Exercise instructions: Whenever the word "kiện" shows up in a line of the data, copy that line.

Records drawn from a dataset:
════════
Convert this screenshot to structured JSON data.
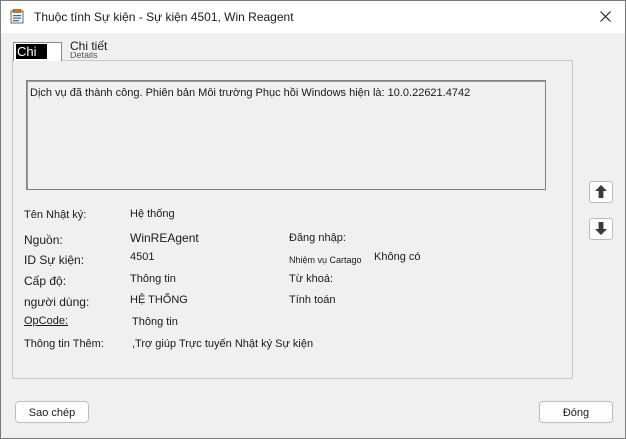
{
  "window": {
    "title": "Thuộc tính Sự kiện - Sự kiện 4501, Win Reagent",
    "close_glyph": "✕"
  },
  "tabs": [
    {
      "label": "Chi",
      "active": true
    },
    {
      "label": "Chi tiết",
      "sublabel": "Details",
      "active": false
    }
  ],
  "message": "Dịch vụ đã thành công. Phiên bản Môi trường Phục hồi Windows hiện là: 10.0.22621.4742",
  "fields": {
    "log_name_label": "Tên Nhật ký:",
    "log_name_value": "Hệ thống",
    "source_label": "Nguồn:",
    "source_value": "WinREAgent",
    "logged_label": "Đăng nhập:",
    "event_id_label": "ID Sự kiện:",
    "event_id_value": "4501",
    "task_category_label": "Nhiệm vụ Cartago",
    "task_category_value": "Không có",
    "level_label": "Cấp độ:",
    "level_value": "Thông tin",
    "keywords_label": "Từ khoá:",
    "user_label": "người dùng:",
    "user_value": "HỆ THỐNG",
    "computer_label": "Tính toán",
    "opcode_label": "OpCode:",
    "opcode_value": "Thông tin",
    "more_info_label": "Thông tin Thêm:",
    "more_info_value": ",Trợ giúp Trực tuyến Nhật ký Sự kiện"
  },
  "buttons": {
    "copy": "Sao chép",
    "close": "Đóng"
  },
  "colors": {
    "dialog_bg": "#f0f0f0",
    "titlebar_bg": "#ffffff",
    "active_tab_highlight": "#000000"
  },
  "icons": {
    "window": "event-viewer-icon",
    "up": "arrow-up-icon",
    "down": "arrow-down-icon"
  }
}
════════
Response to the task:
    "title": "Thuộc tính Sự kiện - Sự kiện 4501, Win Reagent",
    "event_id_label": "ID Sự kiện:",
    "more_info_value": ",Trợ giúp Trực tuyến Nhật ký Sự kiện"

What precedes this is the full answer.